Firstly, I don't think that Buddhist teachers, both Asian and white, have made a very big effort to communicate outside of the groups I've named above. I don't know why this is, but it seems evident.
Secondly, the practice of charging for teachings has been pretty commonplace in America. And we're not talking about donations to pay the rent on a humble little dharma center -- we're talking about "suggested dana" in the hundreds for exclusive-sounding retreats in resort-like locations with teachers, and the implication that you have to do such things to be a serious student.
It also seems like American Buddhists tend to have a close relationship with academia and to communicate in terms that are vastly more understandable if you have a college education. This means that, once again, upper-middle-class white people are going to be more likely to hear about it. This is certainly not to say that there's anything wrong with teaching the dharma to college-educated people (hey, I'm one!), but that there is something wrong with not teaching it to others. As far as I know, there aren't too many people teaching the dharma out in the market like Hui Ko.

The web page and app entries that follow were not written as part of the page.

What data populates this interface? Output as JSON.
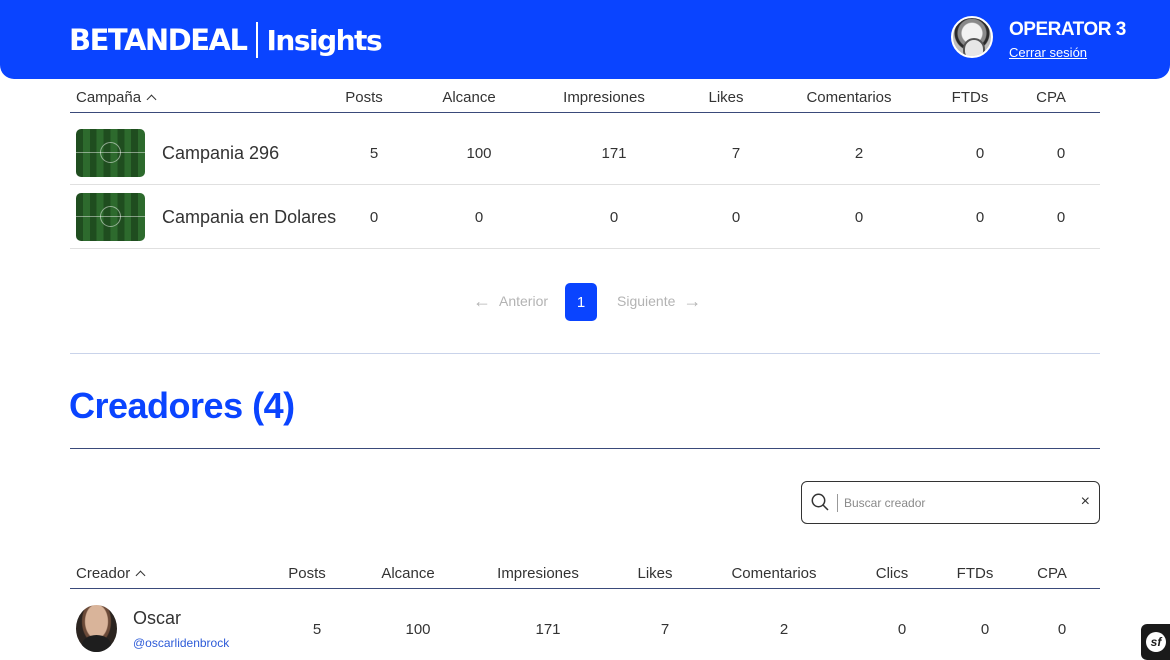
{
  "header": {
    "brand": "BETANDEAL",
    "subtitle": "Insights",
    "operator_name": "OPERATOR 3",
    "logout_label": "Cerrar sesión"
  },
  "campaigns_table": {
    "columns": [
      "Campaña",
      "Posts",
      "Alcance",
      "Impresiones",
      "Likes",
      "Comentarios",
      "FTDs",
      "CPA"
    ],
    "rows": [
      {
        "name": "Campania 296",
        "posts": "5",
        "alcance": "100",
        "impresiones": "171",
        "likes": "7",
        "comentarios": "2",
        "ftds": "0",
        "cpa": "0"
      },
      {
        "name": "Campania en Dolares",
        "posts": "0",
        "alcance": "0",
        "impresiones": "0",
        "likes": "0",
        "comentarios": "0",
        "ftds": "0",
        "cpa": "0"
      }
    ]
  },
  "pagination": {
    "prev_label": "Anterior",
    "current_page": "1",
    "next_label": "Siguiente"
  },
  "creators_section": {
    "title": "Creadores (4)",
    "search_placeholder": "Buscar creador",
    "columns": [
      "Creador",
      "Posts",
      "Alcance",
      "Impresiones",
      "Likes",
      "Comentarios",
      "Clics",
      "FTDs",
      "CPA"
    ],
    "rows": [
      {
        "name": "Oscar",
        "handle": "@oscarlidenbrock",
        "posts": "5",
        "alcance": "100",
        "impresiones": "171",
        "likes": "7",
        "comentarios": "2",
        "clics": "0",
        "ftds": "0",
        "cpa": "0"
      }
    ]
  },
  "colors": {
    "brand_blue": "#0a44ff",
    "link_blue": "#2d5bd8",
    "muted_gray": "#b3b3b3"
  },
  "icons": [
    "arrow-left-icon",
    "arrow-right-icon",
    "search-icon",
    "close-icon",
    "sort-chevron-up-icon",
    "symfony-icon"
  ]
}
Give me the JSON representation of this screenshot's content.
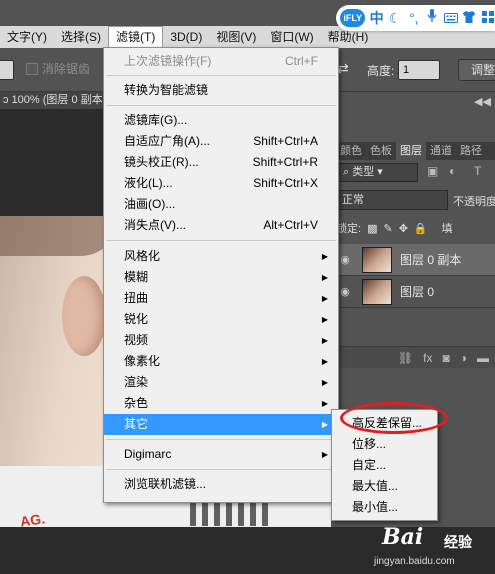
{
  "menubar": {
    "items": [
      {
        "label": "文字(Y)"
      },
      {
        "label": "选择(S)"
      },
      {
        "label": "滤镜(T)"
      },
      {
        "label": "3D(D)"
      },
      {
        "label": "视图(V)"
      },
      {
        "label": "窗口(W)"
      },
      {
        "label": "帮助(H)"
      }
    ]
  },
  "ifly": {
    "logo": "iFLY",
    "zh": "中",
    "icons": [
      "moon-icon",
      "comma-icon",
      "microphone-icon",
      "keyboard-icon",
      "shirt-icon",
      "grid-icon"
    ]
  },
  "options": {
    "antialias_label": "消除锯齿",
    "height_label": "高度:",
    "height_value": "1",
    "adjust_label": "调整"
  },
  "document": {
    "tab_label": "ɔ 100% (图层 0 副本"
  },
  "filter_menu": {
    "last_filter": {
      "label": "上次滤镜操作(F)",
      "shortcut": "Ctrl+F"
    },
    "smart": {
      "label": "转换为智能滤镜"
    },
    "gallery": {
      "label": "滤镜库(G)..."
    },
    "adaptive_wide": {
      "label": "自适应广角(A)...",
      "shortcut": "Shift+Ctrl+A"
    },
    "lens_correction": {
      "label": "镜头校正(R)...",
      "shortcut": "Shift+Ctrl+R"
    },
    "liquify": {
      "label": "液化(L)...",
      "shortcut": "Shift+Ctrl+X"
    },
    "oil_paint": {
      "label": "油画(O)..."
    },
    "vanishing_point": {
      "label": "消失点(V)...",
      "shortcut": "Alt+Ctrl+V"
    },
    "categories": [
      {
        "label": "风格化"
      },
      {
        "label": "模糊"
      },
      {
        "label": "扭曲"
      },
      {
        "label": "锐化"
      },
      {
        "label": "视频"
      },
      {
        "label": "像素化"
      },
      {
        "label": "渲染"
      },
      {
        "label": "杂色"
      },
      {
        "label": "其它"
      }
    ],
    "digimarc": {
      "label": "Digimarc"
    },
    "browse": {
      "label": "浏览联机滤镜..."
    }
  },
  "submenu": {
    "items": [
      {
        "label": "高反差保留..."
      },
      {
        "label": "位移..."
      },
      {
        "label": "自定..."
      },
      {
        "label": "最大值..."
      },
      {
        "label": "最小值..."
      }
    ]
  },
  "layers_panel": {
    "tabs": [
      {
        "label": "颜色"
      },
      {
        "label": "色板"
      },
      {
        "label": "图层"
      },
      {
        "label": "通道"
      },
      {
        "label": "路径"
      }
    ],
    "kind_label": "类型",
    "blend_mode": "正常",
    "opacity_label": "不透明度",
    "lock_label": "锁定:",
    "fill_label": "填",
    "layers": [
      {
        "name": "图层 0 副本"
      },
      {
        "name": "图层 0"
      }
    ]
  },
  "photo": {
    "shirt_text": "AG."
  },
  "watermark": {
    "logo": "Bai",
    "brand": "经验",
    "url": "jingyan.baidu.com"
  },
  "colors": {
    "menu_highlight": "#3399ff",
    "annotation_ring": "#e02020",
    "ifly_blue": "#1e88e5"
  }
}
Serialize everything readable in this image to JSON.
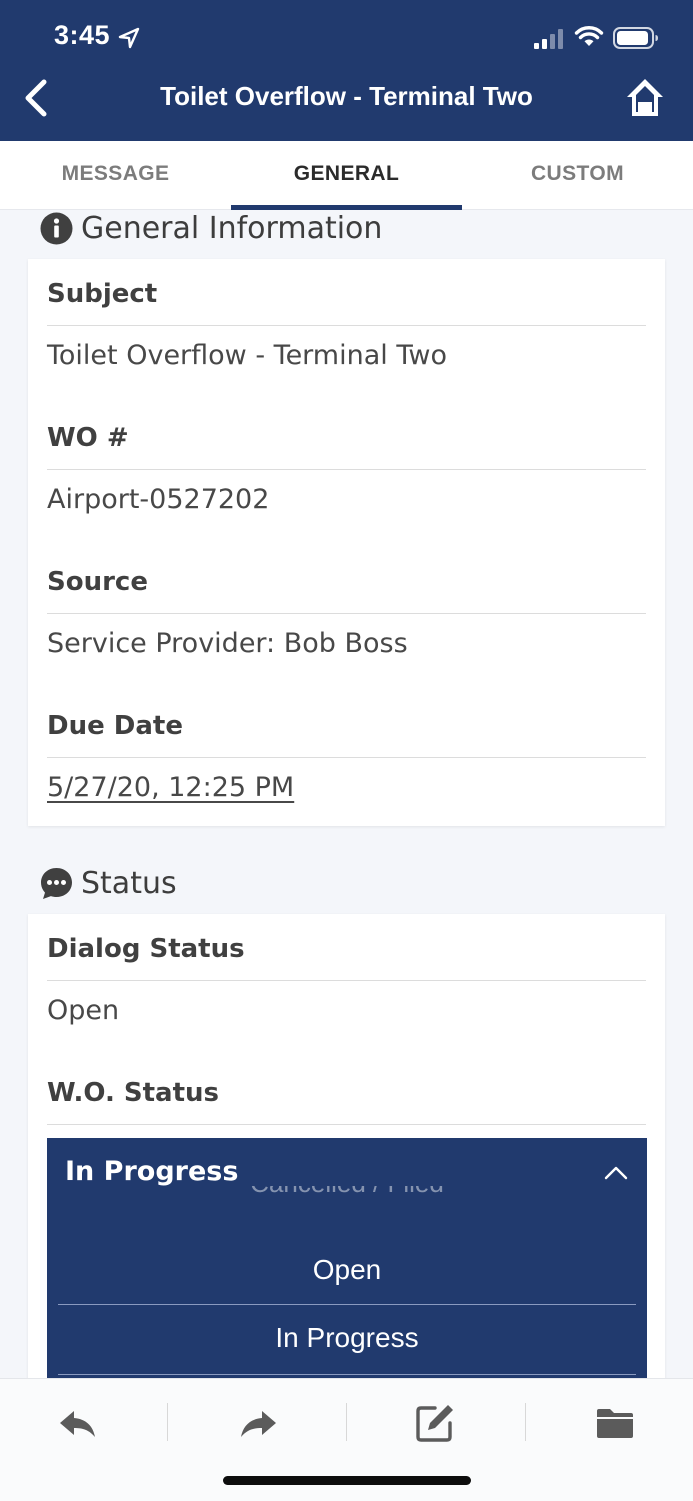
{
  "status_bar": {
    "time": "3:45"
  },
  "header": {
    "title": "Toilet Overflow - Terminal Two"
  },
  "tabs": [
    {
      "label": "MESSAGE"
    },
    {
      "label": "GENERAL"
    },
    {
      "label": "CUSTOM"
    }
  ],
  "general": {
    "section_title": "General Information",
    "fields": [
      {
        "label": "Subject",
        "value": "Toilet Overflow - Terminal Two"
      },
      {
        "label": "WO #",
        "value": "Airport-0527202"
      },
      {
        "label": "Source",
        "value": "Service Provider: Bob Boss"
      },
      {
        "label": "Due Date",
        "value": "5/27/20, 12:25 PM"
      }
    ]
  },
  "status": {
    "section_title": "Status",
    "dialog_status_label": "Dialog Status",
    "dialog_status_value": "Open",
    "wo_status_label": "W.O. Status",
    "wo_status_selected": "In Progress",
    "picker_options": [
      "Cancelled / Filed",
      "Open",
      "In Progress"
    ]
  },
  "toolbar": {
    "icons": [
      "reply-icon",
      "forward-icon",
      "compose-icon",
      "folder-icon"
    ]
  },
  "colors": {
    "brand": "#213a6e"
  }
}
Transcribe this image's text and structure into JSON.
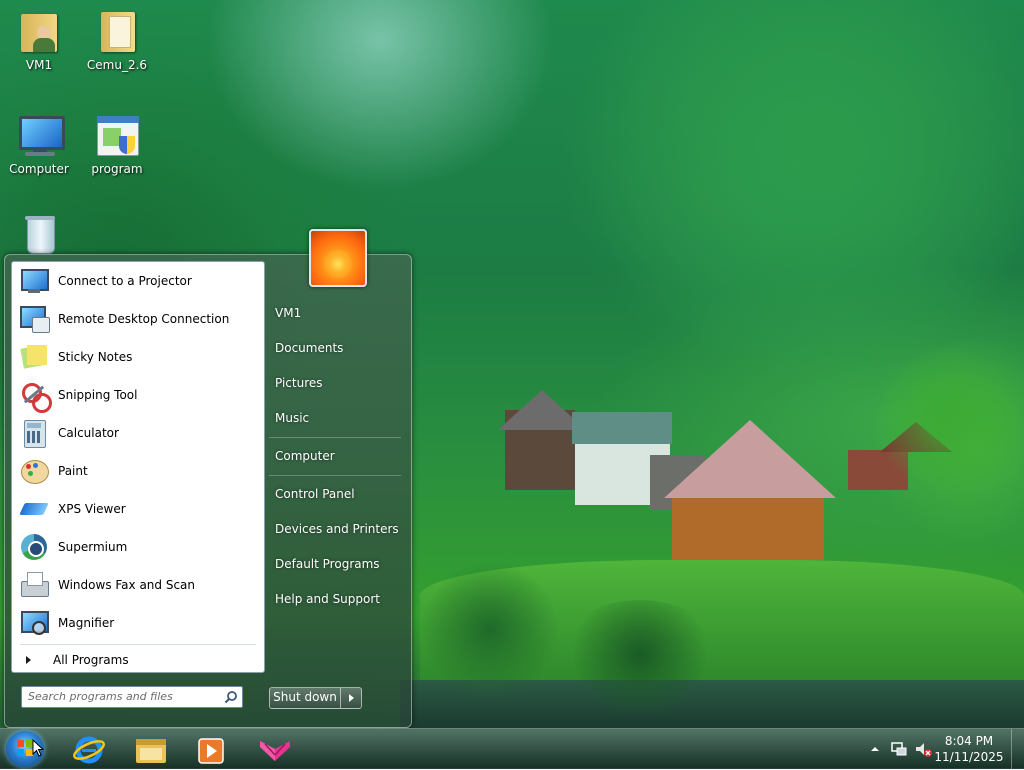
{
  "desktop": {
    "icons": [
      {
        "label": "VM1",
        "icon": "folder-user-icon"
      },
      {
        "label": "Cemu_2.6",
        "icon": "folder-icon"
      },
      {
        "label": "Computer",
        "icon": "computer-icon"
      },
      {
        "label": "program",
        "icon": "program-shortcut-icon"
      },
      {
        "label": "",
        "icon": "recycle-bin-icon"
      }
    ]
  },
  "start_menu": {
    "programs": [
      {
        "label": "Connect to a Projector",
        "icon": "projector-icon"
      },
      {
        "label": "Remote Desktop Connection",
        "icon": "remote-desktop-icon"
      },
      {
        "label": "Sticky Notes",
        "icon": "sticky-notes-icon"
      },
      {
        "label": "Snipping Tool",
        "icon": "snipping-tool-icon"
      },
      {
        "label": "Calculator",
        "icon": "calculator-icon"
      },
      {
        "label": "Paint",
        "icon": "paint-icon"
      },
      {
        "label": "XPS Viewer",
        "icon": "xps-viewer-icon"
      },
      {
        "label": "Supermium",
        "icon": "supermium-icon"
      },
      {
        "label": "Windows Fax and Scan",
        "icon": "fax-scan-icon"
      },
      {
        "label": "Magnifier",
        "icon": "magnifier-icon"
      }
    ],
    "all_programs_label": "All Programs",
    "search_placeholder": "Search programs and files",
    "right_items": [
      {
        "label": "VM1"
      },
      {
        "label": "Documents"
      },
      {
        "label": "Pictures"
      },
      {
        "label": "Music"
      },
      {
        "label": "Computer"
      },
      {
        "label": "Control Panel"
      },
      {
        "label": "Devices and Printers"
      },
      {
        "label": "Default Programs"
      },
      {
        "label": "Help and Support"
      }
    ],
    "shutdown_label": "Shut down"
  },
  "taskbar": {
    "pinned": [
      {
        "icon": "internet-explorer-icon"
      },
      {
        "icon": "file-explorer-icon"
      },
      {
        "icon": "media-player-icon"
      },
      {
        "icon": "pink-cube-app-icon"
      }
    ],
    "clock": {
      "time": "8:04 PM",
      "date": "11/11/2025"
    }
  },
  "colors": {
    "accent": "#2a7fd0",
    "menu_glass": "#3c5a4a",
    "text_light": "#ffffff"
  }
}
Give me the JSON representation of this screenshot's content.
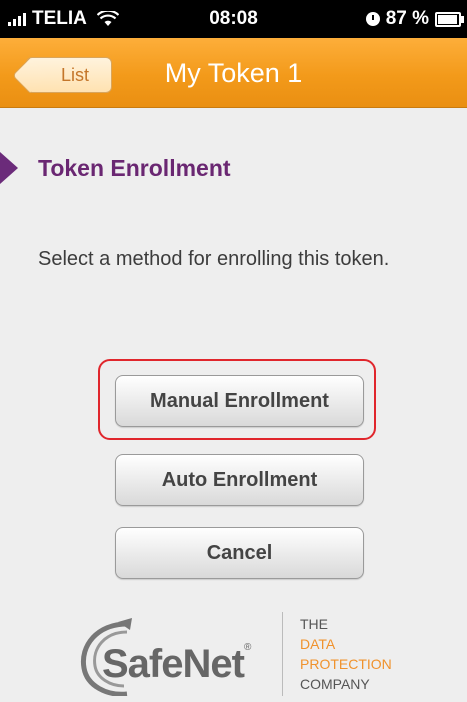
{
  "status_bar": {
    "carrier": "TELIA",
    "time": "08:08",
    "battery": "87 %",
    "battery_level": 0.87
  },
  "nav": {
    "back_label": "List",
    "title": "My Token 1"
  },
  "section": {
    "heading": "Token Enrollment",
    "description": "Select a method for enrolling this token."
  },
  "buttons": {
    "manual": "Manual Enrollment",
    "auto": "Auto Enrollment",
    "cancel": "Cancel"
  },
  "logo": {
    "brand": "SafeNet",
    "reg_mark": "®",
    "tag_line1": "THE",
    "tag_line2": "DATA",
    "tag_line3": "PROTECTION",
    "tag_line4": "COMPANY"
  },
  "colors": {
    "nav_orange": "#f39a1a",
    "heading_purple": "#6a2772",
    "highlight_red": "#e0262c"
  }
}
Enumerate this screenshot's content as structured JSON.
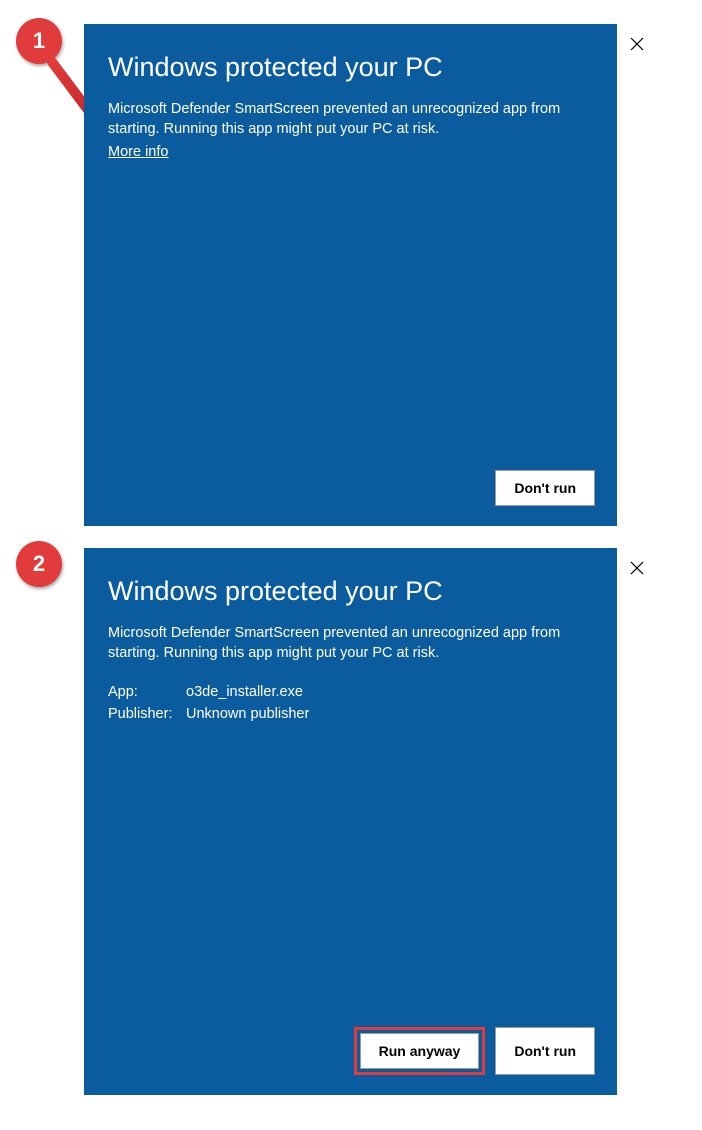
{
  "steps": {
    "one": "1",
    "two": "2"
  },
  "dialog1": {
    "title": "Windows protected your PC",
    "body": "Microsoft Defender SmartScreen prevented an unrecognized app from starting. Running this app might put your PC at risk.",
    "more_info": "More info",
    "dont_run": "Don't run"
  },
  "dialog2": {
    "title": "Windows protected your PC",
    "body": "Microsoft Defender SmartScreen prevented an unrecognized app from starting. Running this app might put your PC at risk.",
    "app_label": "App:",
    "app_value": "o3de_installer.exe",
    "publisher_label": "Publisher:",
    "publisher_value": "Unknown publisher",
    "run_anyway": "Run anyway",
    "dont_run": "Don't run"
  }
}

These factors seem to me to explain a part of the situation, but far from the whole thing.
What do you think?
|Sunday, March 11th, 2007|
|Saturday, March 10th, 2007|
|Thursday, March 8th, 2007|
“To force oneself to believe and to accept a thing without understanding is political, and not spiritual or intellectual.”
Ven. Dr W. Rahula, "What the Buddha Taught"
How does rebirth play into your practice (or doesn't play into your practice as the case may be)?
Anyone still interested in this topic?
|Saturday, March 3rd, 2007|
May you all have a mindful Magha Puja Day.